Circular Economy – making the most of waste

The circular economy means that we need to change our thinking from the ‘buy-use-throw away’ model to a more sustainable culture. The life cycle of a product needs to be planned from the manufacturing until the end of its use, and products should to stay in circulation rather than thrown away. Waste management is naturally a very important part of the circular economy.
The European Parliament has just approved the so-called Waste Package at its plenary in Strasbourg. “With the new targets for recycling and landfilling, we have clearly pointed the way to the future: our raw materials must be kept in circulation”, said the EPP Group negotiator for the Waste Package, Karl-Heinz Florenz MEP.

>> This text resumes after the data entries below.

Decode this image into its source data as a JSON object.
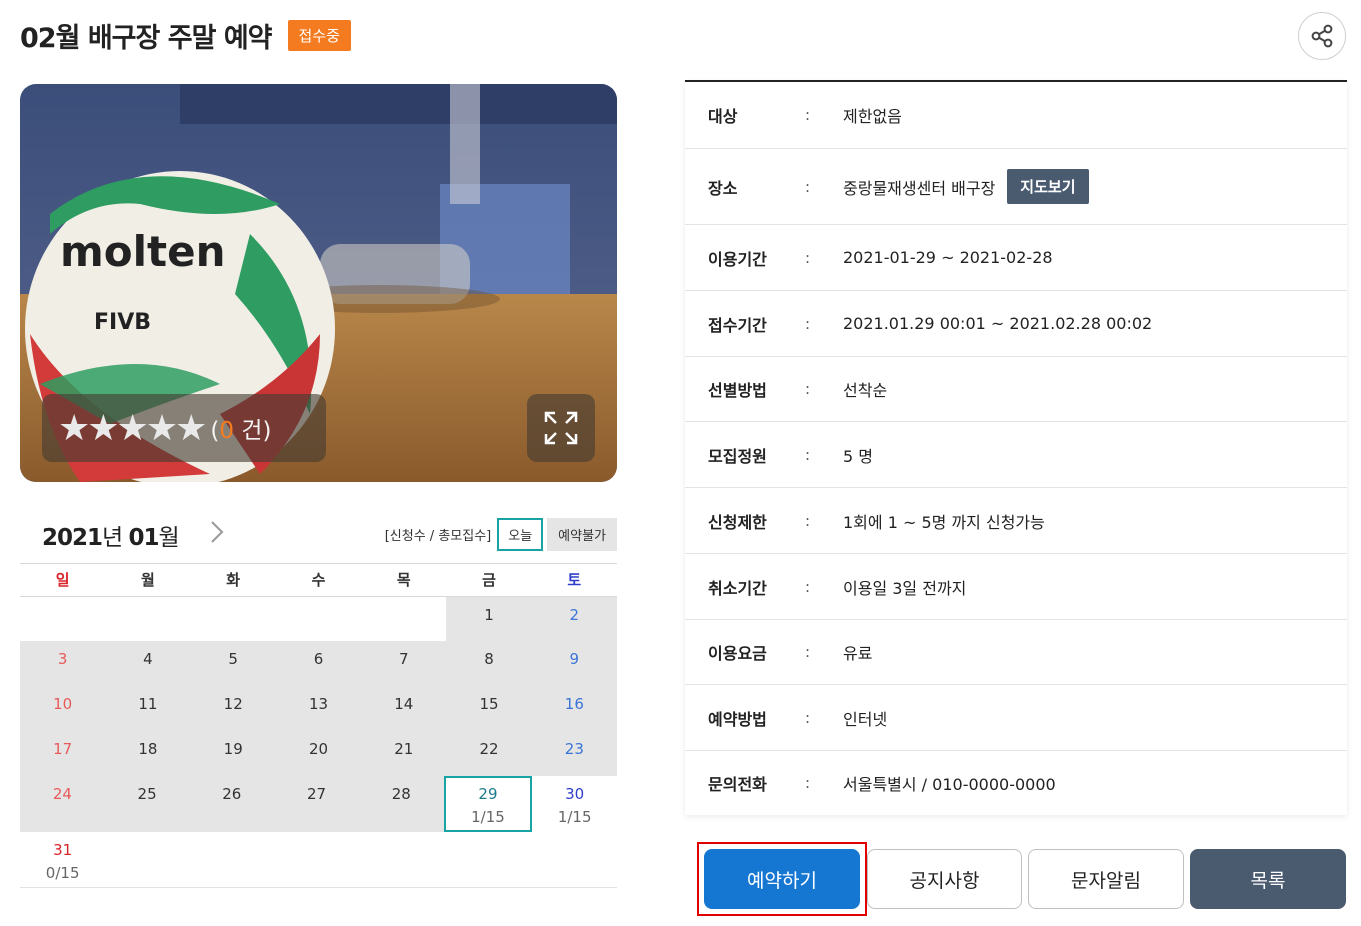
{
  "header": {
    "title": "02월 배구장 주말 예약",
    "status": "접수중"
  },
  "photo": {
    "stars": "★★★★★",
    "rating_open": "(",
    "rating_count": "0",
    "rating_close": " 건)"
  },
  "calendar": {
    "year": "2021",
    "year_suffix": "년",
    "month": "01",
    "month_suffix": "월",
    "legend_count": "[신청수 / 총모집수]",
    "legend_today": "오늘",
    "legend_unavailable": "예약불가",
    "weekdays": [
      "일",
      "월",
      "화",
      "수",
      "목",
      "금",
      "토"
    ],
    "days": {
      "d1": "1",
      "d2": "2",
      "d3": "3",
      "d4": "4",
      "d5": "5",
      "d6": "6",
      "d7": "7",
      "d8": "8",
      "d9": "9",
      "d10": "10",
      "d11": "11",
      "d12": "12",
      "d13": "13",
      "d14": "14",
      "d15": "15",
      "d16": "16",
      "d17": "17",
      "d18": "18",
      "d19": "19",
      "d20": "20",
      "d21": "21",
      "d22": "22",
      "d23": "23",
      "d24": "24",
      "d25": "25",
      "d26": "26",
      "d27": "27",
      "d28": "28",
      "d29": "29",
      "d30": "30",
      "d31": "31"
    },
    "counts": {
      "d29": "1/15",
      "d30": "1/15",
      "d31": "0/15"
    }
  },
  "info": {
    "colon": ":",
    "rows": [
      {
        "label": "대상",
        "value": "제한없음"
      },
      {
        "label": "장소",
        "value": "중랑물재생센터 배구장"
      },
      {
        "label": "이용기간",
        "value": "2021-01-29 ~ 2021-02-28"
      },
      {
        "label": "접수기간",
        "value": "2021.01.29 00:01 ~ 2021.02.28 00:02"
      },
      {
        "label": "선별방법",
        "value": "선착순"
      },
      {
        "label": "모집정원",
        "value": "5 명"
      },
      {
        "label": "신청제한",
        "value": "1회에 1 ~ 5명 까지 신청가능"
      },
      {
        "label": "취소기간",
        "value": "이용일 3일 전까지"
      },
      {
        "label": "이용요금",
        "value": "유료"
      },
      {
        "label": "예약방법",
        "value": "인터넷"
      },
      {
        "label": "문의전화",
        "value": "서울특별시 / 010-0000-0000"
      }
    ],
    "map_button": "지도보기"
  },
  "actions": {
    "reserve": "예약하기",
    "notice": "공지사항",
    "sms": "문자알림",
    "list": "목록"
  },
  "colors": {
    "status_badge": "#f47b20",
    "reserve_button": "#1677d2",
    "dark_button": "#4a5b70",
    "today_border": "#1aa3a3",
    "sunday": "#d9242a",
    "saturday": "#2f3fc9"
  }
}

“We have substantially improved environmental and climate protection, by reducing landfill amongst others, and at the same time we have put together an economic package for 80,000 potential new jobs and billions in economic growth. Competitiveness and sustainable growth are two sides of the same coin. Europe cannot afford to lose 2.5 billion tons of raw materials due to miserable waste management, especially because of rising raw material costs”, he said.

“Clear, harmonised definitions and a consistent calculation method for the recycling targets were a central concern for me. Only if all Member countries use the same method, can the recycling results be comparable. Currently, most of them use the method that best suits them – a big loophole that we managed to close”, Florenz pointed out.

The Waste Package consists of four Reports: the Waste Framework Directive, the Packaging and Packaging Waste Directive, the Landfill Directive as well as the End-Of-Life Vehicles, Batteries and Accumulators and Waste Batteries and Waste Electrical and Electronic Equipment Directive.

The Waste Package sets clear targets for the reduction of waste:
Municipal waste: recycled or prepared for re-use: 55% by 2025, 60% by 2030 and 65% by 2035 (with a derogation of five years for 10 Member States);
Member States will have to set up a separate collection for textiles and hazardous waste from households by 2025 and ensure that bio-waste is collected separately by 2024;
Packaging materials: 65% recycling rate by 2025 and 70% by 2030 with additional material specific targets which encourage the use of recyclable and reusable packaging;
Landfilling limited to 10%, (with a derogation of five years for 10 Member States) although all waste suitable for recycling or other recovery, in particular in municipal waste, shall not be accepted in a landfill by 2030;
Food waste: non-binding 30% reduction by 2025 and 50% by 2050, with a review clause at the end of 2023 for a possible binding target by 2030.